Dying intestate. Dying without a will. Intestate succession laws determine who gets your property.

Another actor did it wrong. Do you have your plans in place?

Julie Garber, in her weekly blog, wrote about another person who did it wrong.  When actor Paul Walker died in a terrible car crash on November 30th, 2013, he left an estate estimated to be worth at least $45 million.  However, he had done no estate planning and left no will.  He was only 40 years old and probably thought he had plenty of time to get his affairs in order.  His parents, ex-wife and girl friend of seven years are now fighting over who should inherit.

According to California intestate laws, the entire estate should be inherited by his daughter, Meadow.  Since she is only 15, someone needs to be responsible for managing to estate until she turns 18.  Her mother is her guardian but is not necessarily the one who will control the money on her behalf.  Since her parents believe they should manage the estate, the case will have to go to probate court.

And what about his long term girlfriend, Jasmine?  She won’t see a penny.

Have you done estate planning?  Is all of your paperwork in order?  Or are you, like Paul Walker, leaving a mess for  your loved ones?

For more information about estate planning, go to www.diesmart.com.

Stieg Larsson died with no will

Stieg Larsson, the man who wrote the milenium trilogy including the novel, The Girl with the Dragon Tattoo, died suddenly in 2004 at the age of 50. At the time of his death, he was not yet famous and he was living modestly with his partner, Eva Gabrielsson. In fact, they had been living together in Sweden for 32 years.

Larsson spent his career investigating rightwing extremism and received many death threats. He feared that getting married would make them an even bigger target. Despite that, he and Eva finally set a date for the ceremony but Larsson died before it could take place.

The couple had talked about setting up a company in which the two of them would share all of their assets as well as any money earned for writing books and articles. The company would provide that if one of them died, the other one would get everything. Because of this plan, Larsson felt that a will would be unnecessary and so never prepared one.

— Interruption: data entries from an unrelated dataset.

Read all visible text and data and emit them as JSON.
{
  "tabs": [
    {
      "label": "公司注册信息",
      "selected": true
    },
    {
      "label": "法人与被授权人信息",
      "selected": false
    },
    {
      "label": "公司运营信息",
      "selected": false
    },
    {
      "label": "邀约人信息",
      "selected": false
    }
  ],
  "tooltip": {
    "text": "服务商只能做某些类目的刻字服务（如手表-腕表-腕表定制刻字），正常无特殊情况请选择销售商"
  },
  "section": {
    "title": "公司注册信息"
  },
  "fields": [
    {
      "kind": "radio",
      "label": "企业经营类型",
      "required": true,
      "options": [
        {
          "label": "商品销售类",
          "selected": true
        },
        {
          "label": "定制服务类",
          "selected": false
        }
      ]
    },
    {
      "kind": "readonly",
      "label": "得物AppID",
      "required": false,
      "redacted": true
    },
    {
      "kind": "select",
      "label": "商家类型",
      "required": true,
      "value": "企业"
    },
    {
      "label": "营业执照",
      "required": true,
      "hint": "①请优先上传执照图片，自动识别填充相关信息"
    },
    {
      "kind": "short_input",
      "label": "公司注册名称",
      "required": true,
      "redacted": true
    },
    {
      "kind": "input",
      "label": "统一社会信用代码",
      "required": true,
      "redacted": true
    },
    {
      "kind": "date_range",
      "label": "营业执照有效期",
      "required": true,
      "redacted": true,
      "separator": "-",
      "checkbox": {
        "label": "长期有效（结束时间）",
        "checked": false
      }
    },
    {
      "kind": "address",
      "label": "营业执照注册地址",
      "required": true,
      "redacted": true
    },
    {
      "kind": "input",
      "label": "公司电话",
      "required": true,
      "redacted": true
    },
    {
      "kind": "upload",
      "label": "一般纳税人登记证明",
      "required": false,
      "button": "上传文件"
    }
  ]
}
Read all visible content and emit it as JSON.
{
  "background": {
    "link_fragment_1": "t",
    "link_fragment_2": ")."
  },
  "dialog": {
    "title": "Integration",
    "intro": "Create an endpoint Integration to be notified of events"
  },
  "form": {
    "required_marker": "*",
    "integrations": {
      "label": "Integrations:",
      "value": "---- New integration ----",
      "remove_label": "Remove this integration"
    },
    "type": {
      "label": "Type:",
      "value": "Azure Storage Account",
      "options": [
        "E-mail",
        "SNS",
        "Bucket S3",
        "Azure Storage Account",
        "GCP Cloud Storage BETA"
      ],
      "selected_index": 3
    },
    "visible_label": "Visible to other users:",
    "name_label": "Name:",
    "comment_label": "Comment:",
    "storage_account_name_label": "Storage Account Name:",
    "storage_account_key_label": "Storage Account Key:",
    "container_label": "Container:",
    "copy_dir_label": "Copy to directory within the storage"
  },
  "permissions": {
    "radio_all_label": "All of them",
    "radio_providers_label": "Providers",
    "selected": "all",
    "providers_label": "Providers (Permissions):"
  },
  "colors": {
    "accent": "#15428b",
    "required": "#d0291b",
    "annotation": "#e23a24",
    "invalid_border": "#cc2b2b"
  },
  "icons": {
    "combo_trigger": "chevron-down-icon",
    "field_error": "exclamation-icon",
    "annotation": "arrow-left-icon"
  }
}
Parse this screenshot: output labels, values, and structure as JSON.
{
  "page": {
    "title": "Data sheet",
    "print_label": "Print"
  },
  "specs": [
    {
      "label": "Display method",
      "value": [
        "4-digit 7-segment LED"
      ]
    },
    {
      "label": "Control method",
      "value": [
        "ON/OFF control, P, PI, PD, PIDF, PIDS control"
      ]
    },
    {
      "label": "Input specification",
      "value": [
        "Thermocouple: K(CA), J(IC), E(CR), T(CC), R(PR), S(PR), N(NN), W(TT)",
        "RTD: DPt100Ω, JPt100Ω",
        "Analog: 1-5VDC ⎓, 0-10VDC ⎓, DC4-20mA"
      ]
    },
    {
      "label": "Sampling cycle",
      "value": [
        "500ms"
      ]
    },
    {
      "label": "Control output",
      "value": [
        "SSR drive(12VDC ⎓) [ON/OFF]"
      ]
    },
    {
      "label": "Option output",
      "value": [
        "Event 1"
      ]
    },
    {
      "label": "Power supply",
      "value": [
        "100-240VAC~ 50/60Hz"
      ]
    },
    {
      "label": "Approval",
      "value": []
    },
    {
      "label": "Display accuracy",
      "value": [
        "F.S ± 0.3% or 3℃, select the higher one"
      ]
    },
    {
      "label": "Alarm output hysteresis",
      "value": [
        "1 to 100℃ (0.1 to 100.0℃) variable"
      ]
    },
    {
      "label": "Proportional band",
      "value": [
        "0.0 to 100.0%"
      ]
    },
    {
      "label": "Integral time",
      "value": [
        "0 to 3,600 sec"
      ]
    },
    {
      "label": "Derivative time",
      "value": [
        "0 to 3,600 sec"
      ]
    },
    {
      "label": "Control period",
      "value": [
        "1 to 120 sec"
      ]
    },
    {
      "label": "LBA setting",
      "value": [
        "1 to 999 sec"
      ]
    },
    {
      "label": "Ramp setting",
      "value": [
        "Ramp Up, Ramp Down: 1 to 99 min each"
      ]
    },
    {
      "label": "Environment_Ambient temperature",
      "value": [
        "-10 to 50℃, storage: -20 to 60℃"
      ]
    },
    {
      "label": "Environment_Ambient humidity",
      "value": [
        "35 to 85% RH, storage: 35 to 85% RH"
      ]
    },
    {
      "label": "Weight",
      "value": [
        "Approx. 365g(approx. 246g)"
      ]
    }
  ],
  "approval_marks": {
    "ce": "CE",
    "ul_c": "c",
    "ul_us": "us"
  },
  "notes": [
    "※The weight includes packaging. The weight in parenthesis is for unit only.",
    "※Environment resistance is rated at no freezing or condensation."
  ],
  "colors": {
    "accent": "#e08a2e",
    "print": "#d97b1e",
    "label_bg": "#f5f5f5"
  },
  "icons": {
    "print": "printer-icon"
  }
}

But the company was not set up before Larsson’s death.

Sweden has no provision in their law for inheritance by common-law spouses so when Larsson died without a will, his brother and father inherited everything he owned, including the rights to his books and the profits that the 50 million copies sold made.

In 2007, the family gave Gabrielsson ownership of the modest apartment in which she and Larsson had lived and offered her $2.75 million. She turned down the offer because she wants control of the estate so she can manage the handling of the books, including movie and other publication rights. There is a partial manuscript for a 4th book in the series; since she supposedly helped Larsson write the trilogy and the manuscript is in her possession, she could finish the novel but she refuses to hand it over to Larsson’s family.

If only Larsson had written a will, settlement of the estate could have been handled smoothly and in a timely manner. Instead, in 2012 (more than 8 years later), the dispute is still going on.

Don’t put yourself in this position. Make sure you have a will so your estate will go to the person you want it to….not the one the government dictates. For more information about this topic, go to diesmart.com.